_DATA PROVIDED_:
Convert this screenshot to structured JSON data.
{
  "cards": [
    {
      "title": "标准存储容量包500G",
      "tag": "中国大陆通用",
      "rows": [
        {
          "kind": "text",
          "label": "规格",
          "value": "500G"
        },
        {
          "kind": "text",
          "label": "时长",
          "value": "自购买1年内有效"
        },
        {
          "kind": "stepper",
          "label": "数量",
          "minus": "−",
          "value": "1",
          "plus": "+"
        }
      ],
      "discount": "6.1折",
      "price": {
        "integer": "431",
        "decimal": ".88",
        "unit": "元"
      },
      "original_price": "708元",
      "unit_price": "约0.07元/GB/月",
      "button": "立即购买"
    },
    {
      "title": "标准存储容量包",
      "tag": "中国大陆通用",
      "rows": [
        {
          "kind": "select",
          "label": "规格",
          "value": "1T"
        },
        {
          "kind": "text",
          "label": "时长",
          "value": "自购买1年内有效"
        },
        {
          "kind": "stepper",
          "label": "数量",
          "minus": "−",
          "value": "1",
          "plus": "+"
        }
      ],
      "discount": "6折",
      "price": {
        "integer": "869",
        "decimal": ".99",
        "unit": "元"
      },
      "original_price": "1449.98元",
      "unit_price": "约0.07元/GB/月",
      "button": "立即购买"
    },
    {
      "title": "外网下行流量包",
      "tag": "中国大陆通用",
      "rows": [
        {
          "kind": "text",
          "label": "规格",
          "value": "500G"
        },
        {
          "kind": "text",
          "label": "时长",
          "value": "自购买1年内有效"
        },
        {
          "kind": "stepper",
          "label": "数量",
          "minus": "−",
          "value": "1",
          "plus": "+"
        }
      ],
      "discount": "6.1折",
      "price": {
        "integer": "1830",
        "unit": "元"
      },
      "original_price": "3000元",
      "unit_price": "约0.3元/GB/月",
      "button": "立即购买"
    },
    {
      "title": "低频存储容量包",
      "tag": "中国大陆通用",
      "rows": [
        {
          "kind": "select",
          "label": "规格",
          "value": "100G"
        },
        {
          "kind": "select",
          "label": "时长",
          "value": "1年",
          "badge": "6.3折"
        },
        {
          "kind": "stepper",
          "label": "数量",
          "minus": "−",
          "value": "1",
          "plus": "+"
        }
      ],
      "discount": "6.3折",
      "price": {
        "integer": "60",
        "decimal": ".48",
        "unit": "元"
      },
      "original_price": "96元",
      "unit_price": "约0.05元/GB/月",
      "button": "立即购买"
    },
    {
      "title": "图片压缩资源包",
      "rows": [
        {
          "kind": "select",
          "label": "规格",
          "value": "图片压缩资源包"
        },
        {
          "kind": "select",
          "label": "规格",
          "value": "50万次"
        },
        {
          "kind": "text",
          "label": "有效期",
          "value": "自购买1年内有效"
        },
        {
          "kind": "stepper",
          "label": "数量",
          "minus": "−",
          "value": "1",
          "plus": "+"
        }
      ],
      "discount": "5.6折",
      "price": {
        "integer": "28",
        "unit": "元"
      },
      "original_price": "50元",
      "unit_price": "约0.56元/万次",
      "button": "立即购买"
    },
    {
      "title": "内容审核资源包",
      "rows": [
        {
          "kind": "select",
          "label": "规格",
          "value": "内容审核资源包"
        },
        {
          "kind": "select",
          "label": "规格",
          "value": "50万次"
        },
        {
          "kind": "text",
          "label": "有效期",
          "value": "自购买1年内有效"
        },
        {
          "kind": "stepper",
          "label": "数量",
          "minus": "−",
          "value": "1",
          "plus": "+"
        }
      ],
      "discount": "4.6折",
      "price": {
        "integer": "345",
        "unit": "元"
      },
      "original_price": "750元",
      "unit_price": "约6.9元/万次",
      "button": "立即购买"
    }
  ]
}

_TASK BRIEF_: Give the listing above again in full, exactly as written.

_RESULT OF THE EXERCISE_:
Convert this screenshot to structured JSON data.
{
  "cards": [
    {
      "title": "标准存储容量包500G",
      "tag": "中国大陆通用",
      "rows": [
        {
          "kind": "text",
          "label": "规格",
          "value": "500G"
        },
        {
          "kind": "text",
          "label": "时长",
          "value": "自购买1年内有效"
        },
        {
          "kind": "stepper",
          "label": "数量",
          "minus": "−",
          "value": "1",
          "plus": "+"
        }
      ],
      "discount": "6.1折",
      "price": {
        "integer": "431",
        "decimal": ".88",
        "unit": "元"
      },
      "original_price": "708元",
      "unit_price": "约0.07元/GB/月",
      "button": "立即购买"
    },
    {
      "title": "标准存储容量包",
      "tag": "中国大陆通用",
      "rows": [
        {
          "kind": "select",
          "label": "规格",
          "value": "1T"
        },
        {
          "kind": "text",
          "label": "时长",
          "value": "自购买1年内有效"
        },
        {
          "kind": "stepper",
          "label": "数量",
          "minus": "−",
          "value": "1",
          "plus": "+"
        }
      ],
      "discount": "6折",
      "price": {
        "integer": "869",
        "decimal": ".99",
        "unit": "元"
      },
      "original_price": "1449.98元",
      "unit_price": "约0.07元/GB/月",
      "button": "立即购买"
    },
    {
      "title": "外网下行流量包",
      "tag": "中国大陆通用",
      "rows": [
        {
          "kind": "text",
          "label": "规格",
          "value": "500G"
        },
        {
          "kind": "text",
          "label": "时长",
          "value": "自购买1年内有效"
        },
        {
          "kind": "stepper",
          "label": "数量",
          "minus": "−",
          "value": "1",
          "plus": "+"
        }
      ],
      "discount": "6.1折",
      "price": {
        "integer": "1830",
        "unit": "元"
      },
      "original_price": "3000元",
      "unit_price": "约0.3元/GB/月",
      "button": "立即购买"
    },
    {
      "title": "低频存储容量包",
      "tag": "中国大陆通用",
      "rows": [
        {
          "kind": "select",
          "label": "规格",
          "value": "100G"
        },
        {
          "kind": "select",
          "label": "时长",
          "value": "1年",
          "badge": "6.3折"
        },
        {
          "kind": "stepper",
          "label": "数量",
          "minus": "−",
          "value": "1",
          "plus": "+"
        }
      ],
      "discount": "6.3折",
      "price": {
        "integer": "60",
        "decimal": ".48",
        "unit": "元"
      },
      "original_price": "96元",
      "unit_price": "约0.05元/GB/月",
      "button": "立即购买"
    },
    {
      "title": "图片压缩资源包",
      "rows": [
        {
          "kind": "select",
          "label": "规格",
          "value": "图片压缩资源包"
        },
        {
          "kind": "select",
          "label": "规格",
          "value": "50万次"
        },
        {
          "kind": "text",
          "label": "有效期",
          "value": "自购买1年内有效"
        },
        {
          "kind": "stepper",
          "label": "数量",
          "minus": "−",
          "value": "1",
          "plus": "+"
        }
      ],
      "discount": "5.6折",
      "price": {
        "integer": "28",
        "unit": "元"
      },
      "original_price": "50元",
      "unit_price": "约0.56元/万次",
      "button": "立即购买"
    },
    {
      "title": "内容审核资源包",
      "rows": [
        {
          "kind": "select",
          "label": "规格",
          "value": "内容审核资源包"
        },
        {
          "kind": "select",
          "label": "规格",
          "value": "50万次"
        },
        {
          "kind": "text",
          "label": "有效期",
          "value": "自购买1年内有效"
        },
        {
          "kind": "stepper",
          "label": "数量",
          "minus": "−",
          "value": "1",
          "plus": "+"
        }
      ],
      "discount": "4.6折",
      "price": {
        "integer": "345",
        "unit": "元"
      },
      "original_price": "750元",
      "unit_price": "约6.9元/万次",
      "button": "立即购买"
    }
  ]
}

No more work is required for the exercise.